NW Insurance Council offers the following coverage facts about severe winter weather damage and tips about what to do next:

What is typically covered?

Your Home

  • Damage to your home from falling trees and collapse due to the weight of ice and snow.  Your policy protects you regardless of whether the trees fall from your property or a neighboring property

  • Removal of trees that have fallen on buildings.

  • Damaged personal property (both home and renters) inside a damaged building.

  • If you can’t occupy your primary residence due to storm damage, additional living expenses are covered up to your policy limit, including increased housing costs, extra food costs, furniture rental, and storage fees.

  • Costs for reasonable temporary repairs to prevent further damage to the building or contents.

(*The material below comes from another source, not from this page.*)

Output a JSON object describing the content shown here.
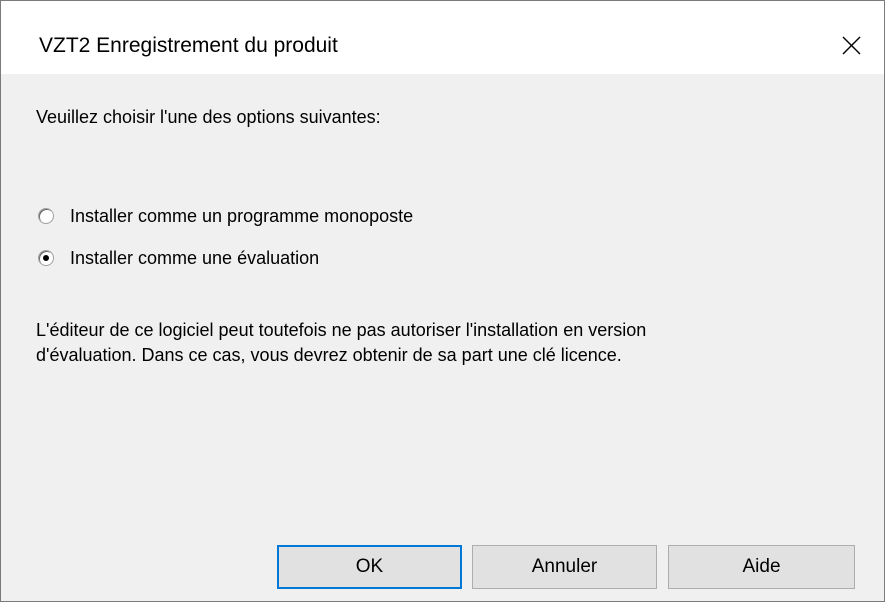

Your Vehicle

Damage caused by the weight of snow and ice and by falling trees is covered if you purchased optional Comprehensive Coverage.


What is typically not covered?

Your Home

  • Removal of trees that have fallen in your yard without damaging a building.

  • Upgrades that weren’t part of your home before the storm.

Your Vehicle

  • Damage to your vehicle if you don’t have Comprehensive Coverage.


What to do if your home, business or vehicle has been damaged:

  • Document damage and take pictures.

  • If safe to do so, make temporary repairs to your home or business to prevent further loss from rain or snow.  Save receipts for reimbursement.

  • Contact your insurance agent or company to file a claim immediately.  Filing a claim quickly enables your insurance company to get to you sooner.

  • Use only licensed, reputable building contractors for repairs and be sure they get the proper building permits.

  • If you’re involved in an auto accident, notify your insurance agent or company immediately to file an insurance claim. Ask what documents are needed to support your claim. Keep records of your expenses related to the accident because they may be reimbursable under your policy. Also, maintain copies of all your paperwork, including the police report and repair estimates.

  • If you do not already have one, create an inventory of your business contents, including equipment essential to your business operations. Visit Insurance Institute for Business and Home Safety’s (IBHS) disaster planning toolkit Open for Business.

  • Develop a home inventory of your personal property.  A complete inventory of your possessions will help you and your adjuster get through the claims process more quickly. Access free, downloadable Home Inventory software from the Insurance Information Institute. 


What to avoid if your home or business has been damaged:

  • Avoid contractors who ask for a large deposit up front or bids that are remarkably low.  This may indicate a willingness to cut corners or leave work unfinished.

  • Don’t pay a lot for temporary repairs unless authorized by your insurance adjuster.  You could get stuck with the bill if the repairs are deemed excessive.

  • Don’t discard anything that is damaged until it has been examined by your adjuster.  You could miss out on coverage for that item.

If you’d like more information on how to protect your family and property from landslides, flood, high winds and snow storms contact the NW Insurance Council at (800) 664-4942.

The NW Insurance Council is a nonprofit, public-education organization funded by member insurance companies serving Washington, Oregon and Idaho.

###